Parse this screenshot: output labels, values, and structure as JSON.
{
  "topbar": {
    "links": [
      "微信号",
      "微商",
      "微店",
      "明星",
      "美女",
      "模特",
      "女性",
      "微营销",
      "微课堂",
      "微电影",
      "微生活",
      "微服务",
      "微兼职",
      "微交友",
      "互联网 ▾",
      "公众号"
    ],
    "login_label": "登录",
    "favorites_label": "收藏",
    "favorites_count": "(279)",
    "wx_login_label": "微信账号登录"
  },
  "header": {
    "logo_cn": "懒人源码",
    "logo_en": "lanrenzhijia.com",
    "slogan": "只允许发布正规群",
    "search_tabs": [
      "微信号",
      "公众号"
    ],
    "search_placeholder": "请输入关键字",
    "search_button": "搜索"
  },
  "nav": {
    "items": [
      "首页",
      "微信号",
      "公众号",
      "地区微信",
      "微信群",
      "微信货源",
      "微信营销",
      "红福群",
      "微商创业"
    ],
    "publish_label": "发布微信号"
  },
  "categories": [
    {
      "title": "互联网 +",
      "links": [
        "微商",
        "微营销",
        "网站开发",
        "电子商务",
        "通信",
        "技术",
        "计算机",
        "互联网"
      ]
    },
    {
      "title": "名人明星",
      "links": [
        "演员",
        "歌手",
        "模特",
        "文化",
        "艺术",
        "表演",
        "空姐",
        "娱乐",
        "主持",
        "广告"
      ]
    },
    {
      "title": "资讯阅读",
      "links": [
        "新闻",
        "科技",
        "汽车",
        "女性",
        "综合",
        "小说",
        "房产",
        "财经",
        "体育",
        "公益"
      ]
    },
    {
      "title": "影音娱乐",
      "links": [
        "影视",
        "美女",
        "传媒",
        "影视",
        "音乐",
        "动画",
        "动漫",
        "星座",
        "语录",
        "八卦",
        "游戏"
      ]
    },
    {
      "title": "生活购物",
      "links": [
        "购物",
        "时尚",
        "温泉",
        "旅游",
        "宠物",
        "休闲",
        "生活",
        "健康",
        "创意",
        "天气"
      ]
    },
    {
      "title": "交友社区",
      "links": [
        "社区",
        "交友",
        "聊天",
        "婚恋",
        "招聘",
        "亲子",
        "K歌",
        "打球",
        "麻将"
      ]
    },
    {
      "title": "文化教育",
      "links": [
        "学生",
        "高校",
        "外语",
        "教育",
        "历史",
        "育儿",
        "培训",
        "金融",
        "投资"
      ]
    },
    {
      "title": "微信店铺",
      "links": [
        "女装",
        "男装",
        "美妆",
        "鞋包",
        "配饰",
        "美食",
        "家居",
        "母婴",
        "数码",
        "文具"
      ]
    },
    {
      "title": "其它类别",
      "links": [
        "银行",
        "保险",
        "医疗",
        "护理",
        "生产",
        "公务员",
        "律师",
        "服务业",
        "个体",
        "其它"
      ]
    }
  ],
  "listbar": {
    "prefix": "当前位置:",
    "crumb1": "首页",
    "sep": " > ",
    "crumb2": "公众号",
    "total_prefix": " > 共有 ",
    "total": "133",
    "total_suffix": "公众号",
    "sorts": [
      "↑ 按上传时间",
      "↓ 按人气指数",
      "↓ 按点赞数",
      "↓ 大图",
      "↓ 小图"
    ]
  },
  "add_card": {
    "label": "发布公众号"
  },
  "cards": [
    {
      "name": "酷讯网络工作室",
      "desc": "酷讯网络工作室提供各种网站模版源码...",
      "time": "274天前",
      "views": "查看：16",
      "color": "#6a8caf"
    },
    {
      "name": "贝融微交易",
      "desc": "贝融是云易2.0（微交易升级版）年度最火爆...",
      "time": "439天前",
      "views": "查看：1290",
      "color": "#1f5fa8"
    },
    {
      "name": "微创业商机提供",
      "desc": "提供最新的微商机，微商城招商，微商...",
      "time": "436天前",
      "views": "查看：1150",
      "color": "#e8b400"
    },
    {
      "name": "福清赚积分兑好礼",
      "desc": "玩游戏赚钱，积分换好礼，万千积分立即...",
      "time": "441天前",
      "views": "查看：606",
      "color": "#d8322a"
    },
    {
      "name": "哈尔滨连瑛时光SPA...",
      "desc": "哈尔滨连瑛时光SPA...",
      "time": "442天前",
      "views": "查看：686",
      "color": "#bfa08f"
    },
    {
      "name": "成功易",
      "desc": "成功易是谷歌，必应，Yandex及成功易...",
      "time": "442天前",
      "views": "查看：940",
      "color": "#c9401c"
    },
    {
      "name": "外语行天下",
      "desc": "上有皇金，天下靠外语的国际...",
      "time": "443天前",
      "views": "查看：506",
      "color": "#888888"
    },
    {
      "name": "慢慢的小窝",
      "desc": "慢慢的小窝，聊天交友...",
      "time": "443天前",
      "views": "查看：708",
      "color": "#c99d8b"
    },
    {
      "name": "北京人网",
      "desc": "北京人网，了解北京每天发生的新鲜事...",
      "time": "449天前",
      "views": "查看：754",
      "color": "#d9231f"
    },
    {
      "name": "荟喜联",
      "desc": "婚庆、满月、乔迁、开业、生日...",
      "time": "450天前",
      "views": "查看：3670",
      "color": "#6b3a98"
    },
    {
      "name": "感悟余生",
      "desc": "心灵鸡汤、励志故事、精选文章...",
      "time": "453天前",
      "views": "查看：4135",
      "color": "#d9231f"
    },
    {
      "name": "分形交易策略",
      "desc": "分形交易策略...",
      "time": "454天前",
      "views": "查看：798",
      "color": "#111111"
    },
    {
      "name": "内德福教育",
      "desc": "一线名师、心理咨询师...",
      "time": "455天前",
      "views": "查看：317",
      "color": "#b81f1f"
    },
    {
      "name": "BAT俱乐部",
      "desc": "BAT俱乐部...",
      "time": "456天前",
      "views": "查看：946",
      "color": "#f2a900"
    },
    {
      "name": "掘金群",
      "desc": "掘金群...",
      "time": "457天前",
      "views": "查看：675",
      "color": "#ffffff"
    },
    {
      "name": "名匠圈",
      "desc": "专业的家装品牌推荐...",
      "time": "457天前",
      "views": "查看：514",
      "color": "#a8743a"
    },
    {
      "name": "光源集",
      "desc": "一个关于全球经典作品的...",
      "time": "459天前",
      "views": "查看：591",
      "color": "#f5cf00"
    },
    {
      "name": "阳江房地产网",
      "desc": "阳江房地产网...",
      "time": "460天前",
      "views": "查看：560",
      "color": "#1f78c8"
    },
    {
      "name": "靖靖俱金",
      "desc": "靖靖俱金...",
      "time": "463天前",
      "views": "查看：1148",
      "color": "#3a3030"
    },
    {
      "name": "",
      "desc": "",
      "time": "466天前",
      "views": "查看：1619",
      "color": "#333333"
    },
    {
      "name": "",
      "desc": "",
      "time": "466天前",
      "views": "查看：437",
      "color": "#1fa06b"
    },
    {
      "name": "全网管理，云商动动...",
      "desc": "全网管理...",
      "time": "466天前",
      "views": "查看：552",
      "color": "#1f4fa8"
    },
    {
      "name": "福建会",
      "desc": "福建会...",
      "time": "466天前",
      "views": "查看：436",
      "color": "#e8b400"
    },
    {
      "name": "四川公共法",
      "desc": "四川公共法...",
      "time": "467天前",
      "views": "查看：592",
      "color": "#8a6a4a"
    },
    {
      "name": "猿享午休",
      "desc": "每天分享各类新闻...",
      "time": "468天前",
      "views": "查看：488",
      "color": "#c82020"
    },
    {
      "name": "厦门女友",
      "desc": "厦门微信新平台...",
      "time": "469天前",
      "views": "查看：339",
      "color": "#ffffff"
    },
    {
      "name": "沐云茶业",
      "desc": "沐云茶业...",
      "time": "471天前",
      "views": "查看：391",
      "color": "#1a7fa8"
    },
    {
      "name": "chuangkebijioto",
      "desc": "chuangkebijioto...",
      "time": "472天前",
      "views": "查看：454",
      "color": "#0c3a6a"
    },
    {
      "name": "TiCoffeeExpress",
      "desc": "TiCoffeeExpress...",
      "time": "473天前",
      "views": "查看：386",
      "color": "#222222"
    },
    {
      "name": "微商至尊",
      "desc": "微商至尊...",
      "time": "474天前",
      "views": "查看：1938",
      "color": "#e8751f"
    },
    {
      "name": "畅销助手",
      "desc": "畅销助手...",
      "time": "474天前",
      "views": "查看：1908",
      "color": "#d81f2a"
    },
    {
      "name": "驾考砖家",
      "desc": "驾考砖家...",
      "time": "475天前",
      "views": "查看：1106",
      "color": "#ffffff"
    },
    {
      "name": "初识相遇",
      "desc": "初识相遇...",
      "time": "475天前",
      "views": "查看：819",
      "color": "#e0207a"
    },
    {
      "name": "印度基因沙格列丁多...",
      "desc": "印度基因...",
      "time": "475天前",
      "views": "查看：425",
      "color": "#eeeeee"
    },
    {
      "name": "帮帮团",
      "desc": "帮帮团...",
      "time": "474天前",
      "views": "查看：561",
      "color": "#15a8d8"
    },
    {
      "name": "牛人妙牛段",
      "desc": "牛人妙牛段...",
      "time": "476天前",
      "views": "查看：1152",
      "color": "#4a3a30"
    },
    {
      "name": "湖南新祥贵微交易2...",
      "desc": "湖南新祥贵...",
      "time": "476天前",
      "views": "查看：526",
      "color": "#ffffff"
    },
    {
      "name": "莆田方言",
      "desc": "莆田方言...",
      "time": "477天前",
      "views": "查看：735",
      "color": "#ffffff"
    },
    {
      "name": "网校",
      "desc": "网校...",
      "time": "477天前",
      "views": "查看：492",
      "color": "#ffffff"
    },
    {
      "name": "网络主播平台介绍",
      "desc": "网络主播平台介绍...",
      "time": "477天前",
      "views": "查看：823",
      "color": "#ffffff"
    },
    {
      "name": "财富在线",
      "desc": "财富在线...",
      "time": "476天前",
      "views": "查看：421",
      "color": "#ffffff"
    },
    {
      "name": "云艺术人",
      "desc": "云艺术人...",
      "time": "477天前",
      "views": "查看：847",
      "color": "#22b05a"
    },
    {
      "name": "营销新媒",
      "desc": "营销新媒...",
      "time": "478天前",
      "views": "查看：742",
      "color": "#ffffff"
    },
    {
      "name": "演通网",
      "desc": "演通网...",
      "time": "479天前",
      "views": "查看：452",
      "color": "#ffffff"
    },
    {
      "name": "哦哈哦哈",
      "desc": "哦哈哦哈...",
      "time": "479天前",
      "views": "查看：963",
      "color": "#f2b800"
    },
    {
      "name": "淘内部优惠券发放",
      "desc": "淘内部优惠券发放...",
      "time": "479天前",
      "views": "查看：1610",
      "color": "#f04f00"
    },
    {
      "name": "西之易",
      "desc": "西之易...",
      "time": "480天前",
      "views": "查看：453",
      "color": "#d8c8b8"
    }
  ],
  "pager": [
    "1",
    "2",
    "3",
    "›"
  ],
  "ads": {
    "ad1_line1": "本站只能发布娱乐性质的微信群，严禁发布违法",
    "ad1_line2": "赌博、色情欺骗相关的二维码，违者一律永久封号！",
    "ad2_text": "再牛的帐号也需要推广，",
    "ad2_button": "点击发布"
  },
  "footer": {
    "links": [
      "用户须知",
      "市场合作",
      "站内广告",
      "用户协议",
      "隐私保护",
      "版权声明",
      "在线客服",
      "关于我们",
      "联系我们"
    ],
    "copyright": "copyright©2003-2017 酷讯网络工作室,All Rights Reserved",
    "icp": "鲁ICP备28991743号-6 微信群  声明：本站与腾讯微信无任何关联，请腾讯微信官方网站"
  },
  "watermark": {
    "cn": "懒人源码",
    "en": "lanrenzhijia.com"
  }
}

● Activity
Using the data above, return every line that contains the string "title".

● Written answer
      "title": "互联网 +",
      "title": "名人明星",
      "title": "资讯阅读",
      "title": "影音娱乐",
      "title": "生活购物",
      "title": "交友社区",
      "title": "文化教育",
      "title": "微信店铺",
      "title": "其它类别",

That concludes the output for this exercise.